The expected answer comprises all lines from the entries that contain the string "this".

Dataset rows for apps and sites
'''

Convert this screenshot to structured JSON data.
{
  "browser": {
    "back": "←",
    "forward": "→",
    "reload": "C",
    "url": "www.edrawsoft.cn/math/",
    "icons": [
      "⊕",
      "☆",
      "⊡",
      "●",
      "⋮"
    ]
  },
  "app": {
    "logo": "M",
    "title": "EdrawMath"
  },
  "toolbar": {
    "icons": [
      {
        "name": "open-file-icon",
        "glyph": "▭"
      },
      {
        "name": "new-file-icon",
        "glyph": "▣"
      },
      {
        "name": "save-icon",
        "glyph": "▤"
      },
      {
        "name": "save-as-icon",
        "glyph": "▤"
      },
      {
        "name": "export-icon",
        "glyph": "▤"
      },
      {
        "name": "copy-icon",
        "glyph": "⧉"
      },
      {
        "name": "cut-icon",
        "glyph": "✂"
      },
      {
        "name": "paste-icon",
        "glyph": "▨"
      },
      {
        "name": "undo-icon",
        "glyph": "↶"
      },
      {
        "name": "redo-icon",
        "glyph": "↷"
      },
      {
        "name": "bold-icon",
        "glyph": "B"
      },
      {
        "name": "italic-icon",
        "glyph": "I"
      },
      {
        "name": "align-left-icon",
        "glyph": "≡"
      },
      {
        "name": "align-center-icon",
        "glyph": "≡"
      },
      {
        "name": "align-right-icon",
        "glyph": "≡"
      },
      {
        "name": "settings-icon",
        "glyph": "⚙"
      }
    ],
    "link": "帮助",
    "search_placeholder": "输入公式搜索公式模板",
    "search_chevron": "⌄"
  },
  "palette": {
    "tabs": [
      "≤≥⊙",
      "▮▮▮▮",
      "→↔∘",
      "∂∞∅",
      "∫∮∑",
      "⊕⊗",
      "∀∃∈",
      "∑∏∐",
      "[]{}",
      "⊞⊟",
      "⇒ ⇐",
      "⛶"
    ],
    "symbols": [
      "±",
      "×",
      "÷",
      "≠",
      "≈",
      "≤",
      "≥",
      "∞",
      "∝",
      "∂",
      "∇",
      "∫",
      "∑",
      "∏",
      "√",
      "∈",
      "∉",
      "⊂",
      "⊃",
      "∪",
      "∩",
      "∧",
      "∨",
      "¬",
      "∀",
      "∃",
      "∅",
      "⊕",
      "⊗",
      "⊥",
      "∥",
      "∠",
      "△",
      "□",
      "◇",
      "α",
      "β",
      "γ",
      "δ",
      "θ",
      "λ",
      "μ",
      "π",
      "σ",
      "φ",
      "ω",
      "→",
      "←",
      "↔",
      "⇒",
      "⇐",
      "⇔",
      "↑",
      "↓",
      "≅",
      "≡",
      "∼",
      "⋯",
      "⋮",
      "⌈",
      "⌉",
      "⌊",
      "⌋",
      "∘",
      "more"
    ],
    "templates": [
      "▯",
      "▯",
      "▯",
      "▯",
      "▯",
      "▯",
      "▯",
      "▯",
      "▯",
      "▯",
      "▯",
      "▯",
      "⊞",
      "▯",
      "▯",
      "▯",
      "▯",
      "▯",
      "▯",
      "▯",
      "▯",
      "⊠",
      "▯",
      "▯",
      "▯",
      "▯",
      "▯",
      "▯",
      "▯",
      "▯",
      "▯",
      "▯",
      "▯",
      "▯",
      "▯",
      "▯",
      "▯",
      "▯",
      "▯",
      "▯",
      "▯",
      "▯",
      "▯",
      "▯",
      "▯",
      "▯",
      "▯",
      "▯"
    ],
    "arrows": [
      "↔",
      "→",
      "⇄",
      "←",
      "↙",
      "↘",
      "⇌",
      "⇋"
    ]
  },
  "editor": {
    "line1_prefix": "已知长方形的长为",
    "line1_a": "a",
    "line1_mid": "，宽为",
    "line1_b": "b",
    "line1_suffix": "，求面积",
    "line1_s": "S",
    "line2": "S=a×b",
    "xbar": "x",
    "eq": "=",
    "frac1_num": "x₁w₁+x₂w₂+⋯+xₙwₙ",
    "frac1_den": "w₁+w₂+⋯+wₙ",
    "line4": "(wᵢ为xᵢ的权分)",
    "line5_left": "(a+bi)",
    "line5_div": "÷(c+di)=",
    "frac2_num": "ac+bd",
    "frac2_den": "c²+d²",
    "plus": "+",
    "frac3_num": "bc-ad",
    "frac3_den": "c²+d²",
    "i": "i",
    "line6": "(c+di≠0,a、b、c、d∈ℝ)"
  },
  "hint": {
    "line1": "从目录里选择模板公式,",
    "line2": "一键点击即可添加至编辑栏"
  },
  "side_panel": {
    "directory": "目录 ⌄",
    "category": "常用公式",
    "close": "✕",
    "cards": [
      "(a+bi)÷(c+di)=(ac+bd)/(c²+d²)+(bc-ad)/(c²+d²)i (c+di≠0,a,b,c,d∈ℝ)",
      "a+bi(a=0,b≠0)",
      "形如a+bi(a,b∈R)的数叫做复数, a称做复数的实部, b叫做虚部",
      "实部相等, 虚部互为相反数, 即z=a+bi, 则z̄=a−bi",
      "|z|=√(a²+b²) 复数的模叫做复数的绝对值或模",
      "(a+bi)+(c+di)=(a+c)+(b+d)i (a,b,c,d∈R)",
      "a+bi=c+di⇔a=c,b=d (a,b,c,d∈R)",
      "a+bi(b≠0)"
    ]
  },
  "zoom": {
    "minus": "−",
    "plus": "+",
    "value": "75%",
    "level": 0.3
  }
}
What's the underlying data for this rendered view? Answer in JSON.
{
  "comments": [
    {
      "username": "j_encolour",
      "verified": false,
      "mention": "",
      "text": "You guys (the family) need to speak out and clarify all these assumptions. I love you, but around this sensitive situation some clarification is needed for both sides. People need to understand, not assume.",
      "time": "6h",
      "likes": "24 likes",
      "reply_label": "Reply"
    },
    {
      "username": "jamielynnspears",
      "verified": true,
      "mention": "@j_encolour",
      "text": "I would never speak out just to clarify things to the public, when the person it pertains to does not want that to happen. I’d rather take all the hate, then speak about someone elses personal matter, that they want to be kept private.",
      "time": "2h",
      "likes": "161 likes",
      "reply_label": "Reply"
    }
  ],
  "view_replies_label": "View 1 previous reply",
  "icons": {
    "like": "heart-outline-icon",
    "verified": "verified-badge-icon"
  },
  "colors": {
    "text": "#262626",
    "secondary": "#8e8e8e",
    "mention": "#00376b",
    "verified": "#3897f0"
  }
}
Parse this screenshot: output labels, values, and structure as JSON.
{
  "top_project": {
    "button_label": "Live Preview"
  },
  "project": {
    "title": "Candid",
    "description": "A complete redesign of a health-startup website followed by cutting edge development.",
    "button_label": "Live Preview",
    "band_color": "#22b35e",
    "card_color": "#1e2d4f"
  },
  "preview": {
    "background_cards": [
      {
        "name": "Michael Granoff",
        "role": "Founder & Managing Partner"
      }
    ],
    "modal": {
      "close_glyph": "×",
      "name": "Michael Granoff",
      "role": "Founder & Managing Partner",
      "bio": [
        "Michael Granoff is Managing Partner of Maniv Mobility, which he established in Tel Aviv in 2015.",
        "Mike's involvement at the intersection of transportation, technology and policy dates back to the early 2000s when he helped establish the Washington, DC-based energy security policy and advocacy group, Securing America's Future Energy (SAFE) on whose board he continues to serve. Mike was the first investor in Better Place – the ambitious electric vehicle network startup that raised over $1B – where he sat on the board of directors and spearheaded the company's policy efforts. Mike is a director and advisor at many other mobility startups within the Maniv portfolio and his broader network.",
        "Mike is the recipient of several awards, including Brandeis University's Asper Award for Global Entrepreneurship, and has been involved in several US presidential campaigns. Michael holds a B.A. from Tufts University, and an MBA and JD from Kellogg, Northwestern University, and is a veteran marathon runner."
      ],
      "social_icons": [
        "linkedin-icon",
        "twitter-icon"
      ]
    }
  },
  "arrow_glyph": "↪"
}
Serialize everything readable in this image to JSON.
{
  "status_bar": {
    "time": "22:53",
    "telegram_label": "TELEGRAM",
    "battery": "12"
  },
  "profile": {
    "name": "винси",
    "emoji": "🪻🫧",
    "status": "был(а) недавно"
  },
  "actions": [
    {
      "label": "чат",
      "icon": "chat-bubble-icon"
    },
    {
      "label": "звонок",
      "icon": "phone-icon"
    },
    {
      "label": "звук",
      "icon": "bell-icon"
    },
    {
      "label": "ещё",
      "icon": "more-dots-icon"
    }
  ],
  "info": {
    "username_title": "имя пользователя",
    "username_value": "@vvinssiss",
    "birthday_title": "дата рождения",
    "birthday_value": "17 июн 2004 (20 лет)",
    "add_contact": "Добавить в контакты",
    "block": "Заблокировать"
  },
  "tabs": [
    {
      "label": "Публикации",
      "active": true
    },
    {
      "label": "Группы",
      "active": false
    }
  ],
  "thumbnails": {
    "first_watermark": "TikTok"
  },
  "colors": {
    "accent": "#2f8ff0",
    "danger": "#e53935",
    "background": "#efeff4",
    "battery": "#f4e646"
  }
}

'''

» WRITTEN ANSWER:
Convert this screenshot to structured JSON data.
What's the underlying data for this rendered view? Answer in JSON.
      "text": "You guys (the family) need to speak out and clarify all these assumptions. I love you, but around this sensitive situation some clarification is needed for both sides. People need to understand, not assume.",
Parse this screenshot: output labels, values, and structure as JSON.
Serialize everything readable in this image to JSON.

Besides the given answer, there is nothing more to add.